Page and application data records
===============
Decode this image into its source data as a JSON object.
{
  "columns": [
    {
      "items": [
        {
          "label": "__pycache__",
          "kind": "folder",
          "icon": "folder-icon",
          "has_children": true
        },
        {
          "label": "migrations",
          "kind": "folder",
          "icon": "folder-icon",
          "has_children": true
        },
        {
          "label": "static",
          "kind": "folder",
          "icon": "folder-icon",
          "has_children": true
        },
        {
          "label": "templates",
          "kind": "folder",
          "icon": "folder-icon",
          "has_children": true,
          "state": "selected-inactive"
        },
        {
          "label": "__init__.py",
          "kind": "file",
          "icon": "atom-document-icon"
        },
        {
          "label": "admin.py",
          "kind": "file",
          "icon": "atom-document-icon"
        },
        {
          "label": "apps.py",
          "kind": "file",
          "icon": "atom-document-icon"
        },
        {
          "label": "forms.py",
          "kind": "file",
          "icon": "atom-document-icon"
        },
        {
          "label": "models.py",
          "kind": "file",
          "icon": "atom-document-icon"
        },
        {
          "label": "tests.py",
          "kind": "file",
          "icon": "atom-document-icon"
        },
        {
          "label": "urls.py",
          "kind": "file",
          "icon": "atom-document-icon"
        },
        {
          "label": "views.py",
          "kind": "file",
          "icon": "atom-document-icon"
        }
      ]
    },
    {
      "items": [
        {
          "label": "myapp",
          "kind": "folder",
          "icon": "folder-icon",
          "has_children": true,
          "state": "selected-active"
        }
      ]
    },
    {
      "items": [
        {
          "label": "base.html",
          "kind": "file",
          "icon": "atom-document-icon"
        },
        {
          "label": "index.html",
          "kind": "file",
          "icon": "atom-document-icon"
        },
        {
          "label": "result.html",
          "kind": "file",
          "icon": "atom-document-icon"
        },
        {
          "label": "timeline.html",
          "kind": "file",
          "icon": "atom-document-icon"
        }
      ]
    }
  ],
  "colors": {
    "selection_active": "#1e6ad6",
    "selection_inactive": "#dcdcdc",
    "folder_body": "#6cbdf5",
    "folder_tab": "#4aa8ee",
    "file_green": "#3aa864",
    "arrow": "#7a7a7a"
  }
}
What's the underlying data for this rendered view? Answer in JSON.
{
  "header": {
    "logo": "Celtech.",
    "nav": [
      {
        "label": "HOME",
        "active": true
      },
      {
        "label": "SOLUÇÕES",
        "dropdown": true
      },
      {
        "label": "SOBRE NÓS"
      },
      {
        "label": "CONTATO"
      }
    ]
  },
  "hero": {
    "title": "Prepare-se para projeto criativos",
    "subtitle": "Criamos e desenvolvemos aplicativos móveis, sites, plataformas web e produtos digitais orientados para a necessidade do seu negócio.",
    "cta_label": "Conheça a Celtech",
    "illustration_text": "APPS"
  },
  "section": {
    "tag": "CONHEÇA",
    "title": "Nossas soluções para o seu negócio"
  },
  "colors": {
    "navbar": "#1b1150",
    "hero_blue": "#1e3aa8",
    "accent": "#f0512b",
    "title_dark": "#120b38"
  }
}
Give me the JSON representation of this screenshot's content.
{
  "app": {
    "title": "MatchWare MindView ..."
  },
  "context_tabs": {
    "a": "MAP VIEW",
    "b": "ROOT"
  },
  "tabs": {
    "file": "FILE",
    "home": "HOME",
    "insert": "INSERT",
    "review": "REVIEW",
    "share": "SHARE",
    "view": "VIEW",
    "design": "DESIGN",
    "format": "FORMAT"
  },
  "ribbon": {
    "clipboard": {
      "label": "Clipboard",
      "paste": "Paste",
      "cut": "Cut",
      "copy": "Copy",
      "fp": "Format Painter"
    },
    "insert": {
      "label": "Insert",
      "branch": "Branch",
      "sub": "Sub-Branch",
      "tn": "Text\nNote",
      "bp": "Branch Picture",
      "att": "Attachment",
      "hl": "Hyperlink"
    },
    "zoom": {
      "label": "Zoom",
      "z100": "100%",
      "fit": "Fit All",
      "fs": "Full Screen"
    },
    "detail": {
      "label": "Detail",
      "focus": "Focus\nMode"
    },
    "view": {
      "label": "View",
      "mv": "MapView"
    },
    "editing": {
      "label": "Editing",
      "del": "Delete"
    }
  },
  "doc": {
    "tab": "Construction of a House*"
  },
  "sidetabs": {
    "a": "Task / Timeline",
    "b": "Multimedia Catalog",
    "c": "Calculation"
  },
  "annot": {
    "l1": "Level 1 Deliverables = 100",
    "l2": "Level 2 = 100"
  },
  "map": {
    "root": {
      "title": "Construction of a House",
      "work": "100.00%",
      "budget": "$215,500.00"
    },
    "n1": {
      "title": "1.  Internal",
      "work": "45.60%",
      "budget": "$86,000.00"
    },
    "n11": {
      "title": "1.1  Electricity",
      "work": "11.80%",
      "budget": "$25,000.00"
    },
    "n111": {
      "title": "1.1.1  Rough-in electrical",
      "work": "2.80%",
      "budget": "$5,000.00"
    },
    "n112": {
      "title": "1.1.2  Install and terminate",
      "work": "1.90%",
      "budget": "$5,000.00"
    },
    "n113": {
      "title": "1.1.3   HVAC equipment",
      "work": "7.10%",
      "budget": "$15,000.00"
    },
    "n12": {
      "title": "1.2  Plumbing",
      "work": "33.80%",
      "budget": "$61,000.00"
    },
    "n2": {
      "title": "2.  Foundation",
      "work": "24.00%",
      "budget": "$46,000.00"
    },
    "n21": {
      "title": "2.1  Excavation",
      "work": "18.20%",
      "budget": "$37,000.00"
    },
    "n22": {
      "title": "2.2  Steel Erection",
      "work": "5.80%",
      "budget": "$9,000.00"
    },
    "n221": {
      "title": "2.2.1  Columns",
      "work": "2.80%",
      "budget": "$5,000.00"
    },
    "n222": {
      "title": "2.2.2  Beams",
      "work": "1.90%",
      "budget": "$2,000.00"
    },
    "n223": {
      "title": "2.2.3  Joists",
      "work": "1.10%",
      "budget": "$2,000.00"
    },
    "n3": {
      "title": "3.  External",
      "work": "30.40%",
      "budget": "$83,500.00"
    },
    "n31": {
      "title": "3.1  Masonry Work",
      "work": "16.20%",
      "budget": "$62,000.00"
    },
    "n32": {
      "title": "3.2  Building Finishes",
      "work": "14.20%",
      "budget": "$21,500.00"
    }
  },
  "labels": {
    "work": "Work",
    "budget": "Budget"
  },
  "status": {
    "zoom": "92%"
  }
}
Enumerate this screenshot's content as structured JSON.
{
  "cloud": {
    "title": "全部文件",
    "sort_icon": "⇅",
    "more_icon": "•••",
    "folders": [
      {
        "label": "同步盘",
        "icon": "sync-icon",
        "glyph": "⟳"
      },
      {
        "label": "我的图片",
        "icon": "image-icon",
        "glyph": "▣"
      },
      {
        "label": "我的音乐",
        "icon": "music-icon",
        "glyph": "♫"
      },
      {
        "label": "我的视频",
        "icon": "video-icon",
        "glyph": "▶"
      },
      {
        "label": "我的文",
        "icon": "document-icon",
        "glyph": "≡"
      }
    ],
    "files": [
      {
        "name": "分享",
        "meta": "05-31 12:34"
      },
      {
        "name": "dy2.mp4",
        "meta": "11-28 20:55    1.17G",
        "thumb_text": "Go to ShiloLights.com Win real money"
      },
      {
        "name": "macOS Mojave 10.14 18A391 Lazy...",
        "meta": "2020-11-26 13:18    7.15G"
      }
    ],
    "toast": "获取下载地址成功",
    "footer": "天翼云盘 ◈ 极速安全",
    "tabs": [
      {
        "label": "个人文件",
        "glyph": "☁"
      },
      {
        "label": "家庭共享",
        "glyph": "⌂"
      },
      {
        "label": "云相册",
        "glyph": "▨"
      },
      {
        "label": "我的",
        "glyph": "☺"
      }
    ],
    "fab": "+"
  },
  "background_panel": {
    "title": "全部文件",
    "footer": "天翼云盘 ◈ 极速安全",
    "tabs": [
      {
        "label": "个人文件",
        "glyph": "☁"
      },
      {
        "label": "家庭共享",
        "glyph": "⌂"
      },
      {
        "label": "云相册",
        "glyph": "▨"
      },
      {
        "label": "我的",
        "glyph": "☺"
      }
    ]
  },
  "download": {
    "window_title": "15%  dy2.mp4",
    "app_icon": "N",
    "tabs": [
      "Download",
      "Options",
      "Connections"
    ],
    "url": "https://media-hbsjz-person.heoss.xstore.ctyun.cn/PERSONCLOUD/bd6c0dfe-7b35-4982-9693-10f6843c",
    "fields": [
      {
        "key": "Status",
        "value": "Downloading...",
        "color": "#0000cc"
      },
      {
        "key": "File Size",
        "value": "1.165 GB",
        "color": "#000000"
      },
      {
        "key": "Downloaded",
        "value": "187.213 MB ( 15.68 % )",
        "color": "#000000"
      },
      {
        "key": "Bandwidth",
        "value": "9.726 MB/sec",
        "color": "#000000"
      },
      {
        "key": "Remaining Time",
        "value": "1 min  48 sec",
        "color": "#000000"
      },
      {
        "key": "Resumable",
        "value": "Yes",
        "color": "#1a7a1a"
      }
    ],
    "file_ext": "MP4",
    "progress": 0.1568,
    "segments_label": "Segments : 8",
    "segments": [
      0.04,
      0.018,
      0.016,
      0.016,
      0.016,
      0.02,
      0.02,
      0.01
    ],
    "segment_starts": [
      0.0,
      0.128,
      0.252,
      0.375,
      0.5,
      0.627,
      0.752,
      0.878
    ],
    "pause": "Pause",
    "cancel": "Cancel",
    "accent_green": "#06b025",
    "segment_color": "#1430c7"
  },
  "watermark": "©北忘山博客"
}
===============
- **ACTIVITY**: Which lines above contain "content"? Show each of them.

- **TASK RESULT**:
Give me the JSON representation of this screenshot's content.
Enumerate this screenshot's content as structured JSON.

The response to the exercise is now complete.